Another recent case reported in the Northern Echo gives further indication of the journeys and risks people undertake. The four convicted of cannabis farming came to the UK willingly on the back of a lorry, seemingly knowing that it was illegal (or at least clandestine) for them to do so. On being unable to find work to support themselves in the UK, they became involved in growing cannabis, their vulnerability, due to their precarious immigration status, having been identified. They are likely to be at considerable risk on their deportation to Albania at the end of their sentence and may be trafficked back into the UK on their return.
The UK relies on illegal immigration
The UK is a destination country for illegal immigrants. It has, along with Germany, the highest (estimated) rate of undocumented immigrants in Europe and has more than double the next highest, Italy. Priti Patel was outraged when Emmanuel Macron said that people were crossing the Channel as the UK relied on low paid illegal labour. I have also written previously about how the immigrant and undocumented labour is exploited and necessary for profit in the care sector and other low paid occupations such as clothing and meat processing.
In 2019 the government rejected every recommendation of the House of Commons Select Committee Report on modern slavery in the clothing industry. In December 2021 the interim Director of Labour Market Enforcement, Mathew Taylor, warned that, following Brexit: “squeezed margins resulting from a harder economic climate and additional costs may incentivise them to drive down pay, weaken worker rights and avoid complying with regulations, thereby increasing the risk of exploitation to workers. At the extreme employers may turn to more vulnerable workforce groups who will accept lower pay and conditions (including migrants without the right to work in the UK)”. He has been proved right.
The UK asylum system, of itself, encourages illegal working and exploitation. Asylum seekers are unable to work and must rely on £6 per day to meet all their needs after accommodation. Those who do not work illegally have to rely on charity to survive. Opportunities to work are everywhere. Many employers do not know the ‘right to work’ checks required of them or will willingly employ someone day by day when they cannot get staff any other way. Home Office accommodation is a magnet for traffickers or employment ‘agents’ and most work is obtained through kin or national networks. The wait for an asylum decision is now so long, years in most cases, that many give up waiting and merge into the informal economy.
Government policy will increase labour exploitation and Albanian Channel crossings

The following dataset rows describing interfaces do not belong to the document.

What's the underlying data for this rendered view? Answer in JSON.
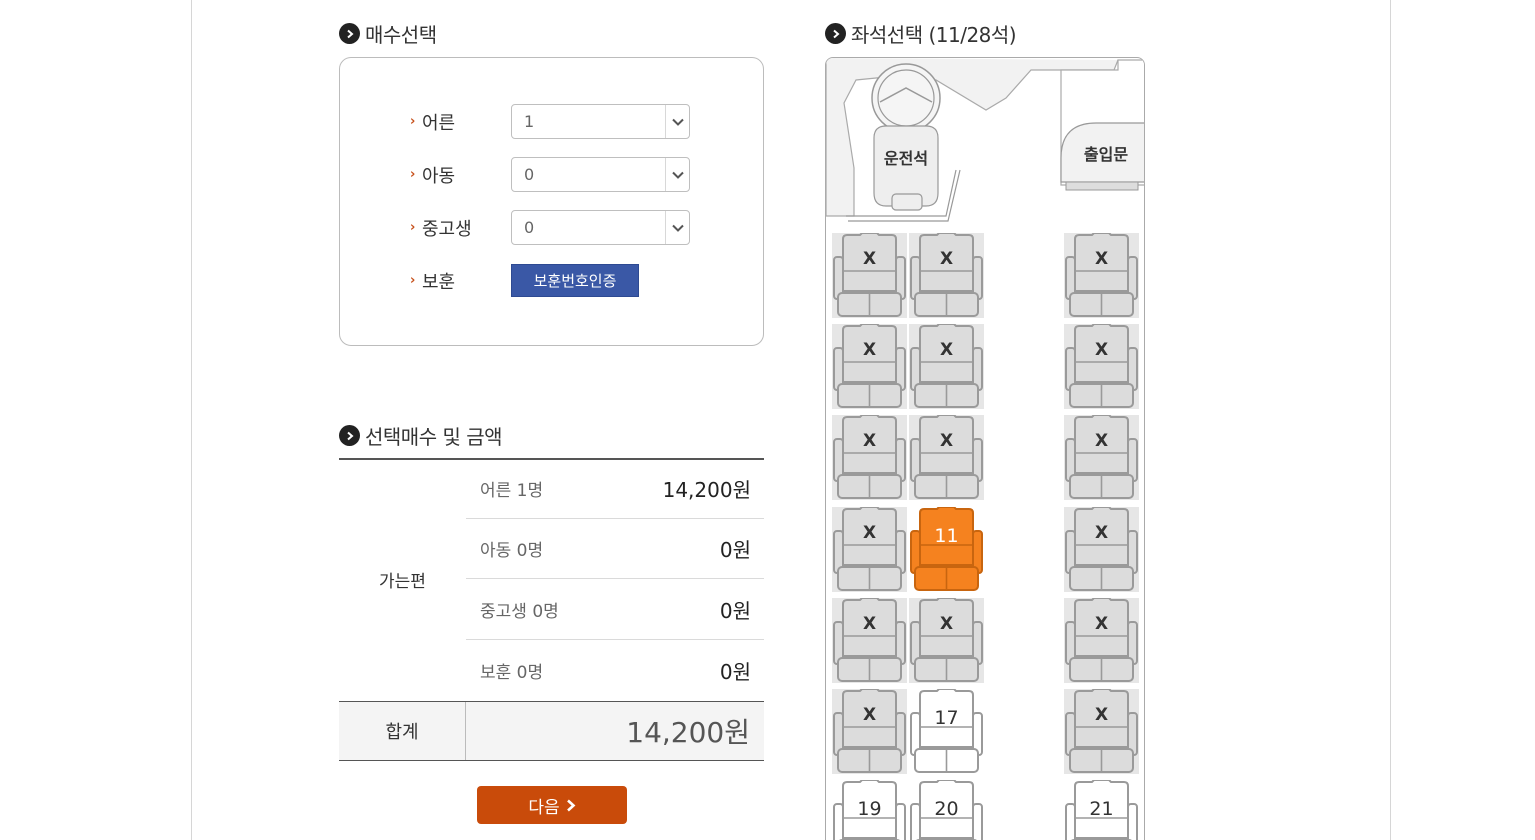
{
  "ticket_section": {
    "title": "매수선택",
    "rows": [
      {
        "label": "어른",
        "value": "1"
      },
      {
        "label": "아동",
        "value": "0"
      },
      {
        "label": "중고생",
        "value": "0"
      }
    ],
    "veteran": {
      "label": "보훈",
      "button": "보훈번호인증"
    }
  },
  "price_section": {
    "title": "선택매수 및 금액",
    "route": "가는편",
    "rows": [
      {
        "label": "어른 1명",
        "value": "14,200원"
      },
      {
        "label": "아동 0명",
        "value": "0원"
      },
      {
        "label": "중고생 0명",
        "value": "0원"
      },
      {
        "label": "보훈 0명",
        "value": "0원"
      }
    ],
    "total_label": "합계",
    "total_value": "14,200원"
  },
  "next_button": "다음",
  "seat_section": {
    "title": "좌석선택 (11/28석)",
    "driver_label": "운전석",
    "door_label": "출입문",
    "sold_mark": "X",
    "seats": [
      {
        "label": "X",
        "status": "sold"
      },
      {
        "label": "X",
        "status": "sold"
      },
      {
        "label": "X",
        "status": "sold"
      },
      {
        "label": "X",
        "status": "sold"
      },
      {
        "label": "X",
        "status": "sold"
      },
      {
        "label": "X",
        "status": "sold"
      },
      {
        "label": "X",
        "status": "sold"
      },
      {
        "label": "X",
        "status": "sold"
      },
      {
        "label": "X",
        "status": "sold"
      },
      {
        "label": "X",
        "status": "sold"
      },
      {
        "label": "11",
        "status": "selected"
      },
      {
        "label": "X",
        "status": "sold"
      },
      {
        "label": "X",
        "status": "sold"
      },
      {
        "label": "X",
        "status": "sold"
      },
      {
        "label": "X",
        "status": "sold"
      },
      {
        "label": "X",
        "status": "sold"
      },
      {
        "label": "17",
        "status": "available"
      },
      {
        "label": "X",
        "status": "sold"
      },
      {
        "label": "19",
        "status": "available"
      },
      {
        "label": "20",
        "status": "available"
      },
      {
        "label": "21",
        "status": "available"
      }
    ]
  },
  "colors": {
    "accent": "#c94b0a",
    "selected_seat": "#f5821f",
    "verify": "#3a58a6",
    "sold_seat": "#dcdcdc"
  }
}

Cuts (or failure to raise) welfare benefits or support for refugees will increase illegal working in the UK. The cost of energy and borrowing for businesses coupled with a tighter labour market and smaller profit margins will drive many employers to cut corners on staffing costs leading to more exploitation. Kwasi Kwarteng’s proposal to deregulate certain sectors, especially childcare, will increase the likelihood of below minimum wage renumeration, and reducing the oversight by HMRC (which polices minimum wage violations) will encourage further wage cutting and the employment of unskilled exploitable staff.

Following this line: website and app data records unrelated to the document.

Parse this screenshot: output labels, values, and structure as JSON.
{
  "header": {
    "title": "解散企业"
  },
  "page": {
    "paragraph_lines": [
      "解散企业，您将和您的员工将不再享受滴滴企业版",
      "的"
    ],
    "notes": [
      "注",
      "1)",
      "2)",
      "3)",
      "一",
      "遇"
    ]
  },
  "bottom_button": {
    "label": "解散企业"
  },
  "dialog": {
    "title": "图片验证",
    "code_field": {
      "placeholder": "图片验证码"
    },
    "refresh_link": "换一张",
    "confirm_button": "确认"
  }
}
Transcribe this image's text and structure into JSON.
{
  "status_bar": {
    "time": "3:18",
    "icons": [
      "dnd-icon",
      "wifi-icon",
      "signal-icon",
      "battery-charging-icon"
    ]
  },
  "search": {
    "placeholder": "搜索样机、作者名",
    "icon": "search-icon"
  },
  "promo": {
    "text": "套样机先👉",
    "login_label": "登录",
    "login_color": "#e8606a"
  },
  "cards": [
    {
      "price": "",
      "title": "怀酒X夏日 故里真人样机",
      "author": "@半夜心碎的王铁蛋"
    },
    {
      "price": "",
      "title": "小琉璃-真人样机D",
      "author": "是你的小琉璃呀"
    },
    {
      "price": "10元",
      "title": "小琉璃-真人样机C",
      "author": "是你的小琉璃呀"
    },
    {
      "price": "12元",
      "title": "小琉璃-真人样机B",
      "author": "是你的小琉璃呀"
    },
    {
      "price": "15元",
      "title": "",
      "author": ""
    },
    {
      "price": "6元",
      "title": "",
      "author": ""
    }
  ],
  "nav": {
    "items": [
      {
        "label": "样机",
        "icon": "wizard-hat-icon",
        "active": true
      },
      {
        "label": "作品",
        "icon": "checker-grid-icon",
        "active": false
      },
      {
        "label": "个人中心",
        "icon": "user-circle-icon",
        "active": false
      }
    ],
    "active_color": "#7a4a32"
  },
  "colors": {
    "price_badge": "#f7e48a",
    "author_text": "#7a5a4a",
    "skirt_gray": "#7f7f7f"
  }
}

Much of the increase in Channel crossing is market driven and the UK is an attractive market for exploited labour. The problems of irregular migration and Channel crossings will not be solved by stronger policing of the country’s borders, punishing those who make the crossing with forcible removal to Rwanda or longer and harsher sentences. While the government continues to support the incentives for employers to exploit migrants and refugees, the flow of people who can be exploited will continue.